Applied Materials (AMAT) had a bang-up quarter, reporting on May 15. Management has been predicting market share gain because of new tools for the semiconductor industry, some based on Applied's deeper abilities in materials processing science. Revenue was $2.35 billion, up 7% sequentially from $2.19 billion and 19% from $1.97 billion in the year-earlier quarter. GAAP EPS (diluted earnings per share) were $0.21, flat sequentially from $0.21 and up from negative $0.11 year-earlier. Non-GAAP EPS was $0.28.
Applied is on two separate cycles: the semiconductor process upgrade cycle (for instance, right now the transition from 28 nm processes to 20 nm processes) and the end-device demand cycle, which tends to follow global economic ups and downs. Long-term investors have to learn to ignore the cyclical nature, or use it to buy AMAT when it is cheap. As I write it is at $20.19, cheap if EPS keeps growing. Pays a divident of $0.10 per quarter too, working out to just under 2% per year at the current price. Applied is waiting for regulatory approval to combine with Tokyo Electron. If the merger goes well they could crush the competition. For more see my Applied Materials Q2 2014 notes.
Dendreon (DNDN) continues to make progress despite its woes. Early Phase II data in its study for its vaccine for urothelial cancer is encouraging. But unless the final Phase II data is extremely strong, we still have a large, expensive, slow Phase III trial to attempt to gain regulatory approval. In the meantime everything depends on how management reduces the cash burn. Some data due to be presented later this month may also encourage more patients and doctors to prescribe Provenge; any increase in revenue would be helpful.
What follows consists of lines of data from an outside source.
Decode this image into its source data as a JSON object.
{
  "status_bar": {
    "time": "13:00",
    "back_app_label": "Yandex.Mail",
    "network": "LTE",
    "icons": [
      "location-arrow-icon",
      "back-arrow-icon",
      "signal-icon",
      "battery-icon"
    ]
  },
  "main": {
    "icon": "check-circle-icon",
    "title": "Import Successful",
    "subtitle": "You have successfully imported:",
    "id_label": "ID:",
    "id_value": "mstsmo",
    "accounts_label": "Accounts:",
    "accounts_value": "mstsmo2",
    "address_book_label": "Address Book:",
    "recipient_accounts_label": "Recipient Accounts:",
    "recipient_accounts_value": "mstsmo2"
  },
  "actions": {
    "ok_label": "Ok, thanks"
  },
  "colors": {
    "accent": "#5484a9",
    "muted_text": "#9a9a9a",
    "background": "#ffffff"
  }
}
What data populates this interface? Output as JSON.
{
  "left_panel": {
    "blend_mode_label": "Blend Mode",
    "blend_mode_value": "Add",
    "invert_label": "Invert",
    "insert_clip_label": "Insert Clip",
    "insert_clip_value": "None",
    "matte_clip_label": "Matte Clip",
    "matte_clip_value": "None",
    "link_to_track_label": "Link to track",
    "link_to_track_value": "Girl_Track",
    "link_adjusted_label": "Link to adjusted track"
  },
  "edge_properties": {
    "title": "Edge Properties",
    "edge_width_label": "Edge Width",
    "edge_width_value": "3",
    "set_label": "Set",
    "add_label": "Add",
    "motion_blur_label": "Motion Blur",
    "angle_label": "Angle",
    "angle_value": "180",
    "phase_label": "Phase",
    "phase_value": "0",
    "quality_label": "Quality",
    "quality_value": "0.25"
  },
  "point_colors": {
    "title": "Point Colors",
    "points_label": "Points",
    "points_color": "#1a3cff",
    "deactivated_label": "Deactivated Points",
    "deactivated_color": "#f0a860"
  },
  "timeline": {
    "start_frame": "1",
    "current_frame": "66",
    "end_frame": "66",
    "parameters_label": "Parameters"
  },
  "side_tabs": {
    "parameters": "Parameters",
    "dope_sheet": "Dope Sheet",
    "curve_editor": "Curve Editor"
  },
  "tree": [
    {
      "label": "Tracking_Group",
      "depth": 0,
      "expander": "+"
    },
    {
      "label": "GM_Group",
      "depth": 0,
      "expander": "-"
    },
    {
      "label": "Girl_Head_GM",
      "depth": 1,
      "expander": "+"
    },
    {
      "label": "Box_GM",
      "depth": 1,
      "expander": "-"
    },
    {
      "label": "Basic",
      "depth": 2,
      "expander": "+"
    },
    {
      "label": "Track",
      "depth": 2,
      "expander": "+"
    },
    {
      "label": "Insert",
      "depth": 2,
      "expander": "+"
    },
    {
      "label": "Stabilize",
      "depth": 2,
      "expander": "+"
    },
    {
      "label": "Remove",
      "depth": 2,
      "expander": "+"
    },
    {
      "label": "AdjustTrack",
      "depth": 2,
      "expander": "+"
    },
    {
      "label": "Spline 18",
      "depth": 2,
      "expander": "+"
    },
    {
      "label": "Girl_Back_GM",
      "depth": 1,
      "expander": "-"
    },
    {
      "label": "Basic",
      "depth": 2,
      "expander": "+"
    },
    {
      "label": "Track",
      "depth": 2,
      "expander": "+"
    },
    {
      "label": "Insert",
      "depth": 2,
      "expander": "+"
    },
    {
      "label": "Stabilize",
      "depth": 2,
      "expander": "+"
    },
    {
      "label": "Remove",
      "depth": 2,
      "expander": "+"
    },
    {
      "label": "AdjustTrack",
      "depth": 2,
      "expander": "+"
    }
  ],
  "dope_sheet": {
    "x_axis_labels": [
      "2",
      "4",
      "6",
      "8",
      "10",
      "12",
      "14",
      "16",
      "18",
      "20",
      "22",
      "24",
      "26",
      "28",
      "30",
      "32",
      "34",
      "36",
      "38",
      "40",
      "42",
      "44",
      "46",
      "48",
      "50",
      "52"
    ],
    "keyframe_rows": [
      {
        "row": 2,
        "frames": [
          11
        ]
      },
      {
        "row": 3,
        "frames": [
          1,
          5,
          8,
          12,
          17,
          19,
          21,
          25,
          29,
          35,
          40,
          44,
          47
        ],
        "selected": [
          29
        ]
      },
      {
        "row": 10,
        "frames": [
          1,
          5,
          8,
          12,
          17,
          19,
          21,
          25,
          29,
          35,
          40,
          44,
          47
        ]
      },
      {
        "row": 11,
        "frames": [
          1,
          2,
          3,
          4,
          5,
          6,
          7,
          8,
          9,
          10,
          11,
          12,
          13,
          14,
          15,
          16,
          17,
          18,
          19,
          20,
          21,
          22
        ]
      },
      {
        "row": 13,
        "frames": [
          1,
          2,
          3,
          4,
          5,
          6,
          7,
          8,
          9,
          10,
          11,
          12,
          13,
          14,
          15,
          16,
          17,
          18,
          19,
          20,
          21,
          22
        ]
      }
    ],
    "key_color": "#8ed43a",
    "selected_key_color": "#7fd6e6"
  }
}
There is a lot of short interest in this stock as shorts bet that Provenge sales will plunge (something they've been predicting for 2 years) and the company will go bankrupt before European sales of Dendreon ramp up in Q1 2015. For more see my Dendreon Q1 2014 notes.
Hansen Medical's (HNSN) stock price has been on a downward tear since it hit 52-week high of $2.89 on February 11. It sank to $1.10 on May 12 and now has had a dead-cat bounce, probably short covering, back up to $1.31 as I speak. Hansen Medical has two catheter-cased robots, one for electrophysiology and one for vascular surgery, that are much praised but seldom sold. With a market cap of $146 million and Q1 sales of $3.7 million, you can see why it is a highly speculative, venture-capital type of bet to make. Still, there is always next quarter; they claim the sales pipeline is strong, it is just hard to get hospitals to actually commit to new capital equipment purchases. I think the questioning of Intuitive Surgical's robots has not helped. For more see my Hansen Medical Q2 2014 notes.
I own all three stocks (but not Intuitive Surgical). I reserver the right to buy more, or to sell my shares, at any time. I am an investor and financial journalist.